Start of Data for review
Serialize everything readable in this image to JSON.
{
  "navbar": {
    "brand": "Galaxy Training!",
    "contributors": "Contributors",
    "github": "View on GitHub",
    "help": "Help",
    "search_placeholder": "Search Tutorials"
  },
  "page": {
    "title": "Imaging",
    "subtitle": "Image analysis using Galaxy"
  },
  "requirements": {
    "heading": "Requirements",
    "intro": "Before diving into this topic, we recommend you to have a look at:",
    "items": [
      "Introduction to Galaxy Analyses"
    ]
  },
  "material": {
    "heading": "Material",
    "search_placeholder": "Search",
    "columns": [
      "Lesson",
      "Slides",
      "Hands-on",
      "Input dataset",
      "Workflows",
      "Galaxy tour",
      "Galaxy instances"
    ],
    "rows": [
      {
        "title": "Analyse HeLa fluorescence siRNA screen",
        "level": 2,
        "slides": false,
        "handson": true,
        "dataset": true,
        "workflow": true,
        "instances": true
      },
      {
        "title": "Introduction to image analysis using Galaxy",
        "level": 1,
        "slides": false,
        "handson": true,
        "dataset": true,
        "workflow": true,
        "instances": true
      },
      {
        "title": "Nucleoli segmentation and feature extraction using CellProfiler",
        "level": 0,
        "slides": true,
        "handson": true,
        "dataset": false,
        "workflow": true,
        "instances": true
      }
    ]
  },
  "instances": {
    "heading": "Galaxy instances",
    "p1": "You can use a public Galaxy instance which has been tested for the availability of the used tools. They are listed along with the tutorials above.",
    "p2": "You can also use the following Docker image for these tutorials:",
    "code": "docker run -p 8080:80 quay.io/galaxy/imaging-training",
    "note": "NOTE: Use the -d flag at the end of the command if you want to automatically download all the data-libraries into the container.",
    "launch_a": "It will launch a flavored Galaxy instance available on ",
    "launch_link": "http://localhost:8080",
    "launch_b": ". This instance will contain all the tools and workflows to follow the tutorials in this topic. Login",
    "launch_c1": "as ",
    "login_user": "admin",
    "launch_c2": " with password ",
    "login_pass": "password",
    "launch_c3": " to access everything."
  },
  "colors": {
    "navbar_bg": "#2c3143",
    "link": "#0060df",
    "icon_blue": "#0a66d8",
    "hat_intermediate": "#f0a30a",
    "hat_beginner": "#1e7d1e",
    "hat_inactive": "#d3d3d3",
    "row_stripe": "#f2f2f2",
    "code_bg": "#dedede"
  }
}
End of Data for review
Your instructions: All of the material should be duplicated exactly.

Written reply:
Serialize everything readable in this image to JSON.
{
  "navbar": {
    "brand": "Galaxy Training!",
    "contributors": "Contributors",
    "github": "View on GitHub",
    "help": "Help",
    "search_placeholder": "Search Tutorials"
  },
  "page": {
    "title": "Imaging",
    "subtitle": "Image analysis using Galaxy"
  },
  "requirements": {
    "heading": "Requirements",
    "intro": "Before diving into this topic, we recommend you to have a look at:",
    "items": [
      "Introduction to Galaxy Analyses"
    ]
  },
  "material": {
    "heading": "Material",
    "search_placeholder": "Search",
    "columns": [
      "Lesson",
      "Slides",
      "Hands-on",
      "Input dataset",
      "Workflows",
      "Galaxy tour",
      "Galaxy instances"
    ],
    "rows": [
      {
        "title": "Analyse HeLa fluorescence siRNA screen",
        "level": 2,
        "slides": false,
        "handson": true,
        "dataset": true,
        "workflow": true,
        "instances": true
      },
      {
        "title": "Introduction to image analysis using Galaxy",
        "level": 1,
        "slides": false,
        "handson": true,
        "dataset": true,
        "workflow": true,
        "instances": true
      },
      {
        "title": "Nucleoli segmentation and feature extraction using CellProfiler",
        "level": 0,
        "slides": true,
        "handson": true,
        "dataset": false,
        "workflow": true,
        "instances": true
      }
    ]
  },
  "instances": {
    "heading": "Galaxy instances",
    "p1": "You can use a public Galaxy instance which has been tested for the availability of the used tools. They are listed along with the tutorials above.",
    "p2": "You can also use the following Docker image for these tutorials:",
    "code": "docker run -p 8080:80 quay.io/galaxy/imaging-training",
    "note": "NOTE: Use the -d flag at the end of the command if you want to automatically download all the data-libraries into the container.",
    "launch_a": "It will launch a flavored Galaxy instance available on ",
    "launch_link": "http://localhost:8080",
    "launch_b": ". This instance will contain all the tools and workflows to follow the tutorials in this topic. Login",
    "launch_c1": "as ",
    "login_user": "admin",
    "launch_c2": " with password ",
    "login_pass": "password",
    "launch_c3": " to access everything."
  },
  "colors": {
    "navbar_bg": "#2c3143",
    "link": "#0060df",
    "icon_blue": "#0a66d8",
    "hat_intermediate": "#f0a30a",
    "hat_beginner": "#1e7d1e",
    "hat_inactive": "#d3d3d3",
    "row_stripe": "#f2f2f2",
    "code_bg": "#dedede"
  }
}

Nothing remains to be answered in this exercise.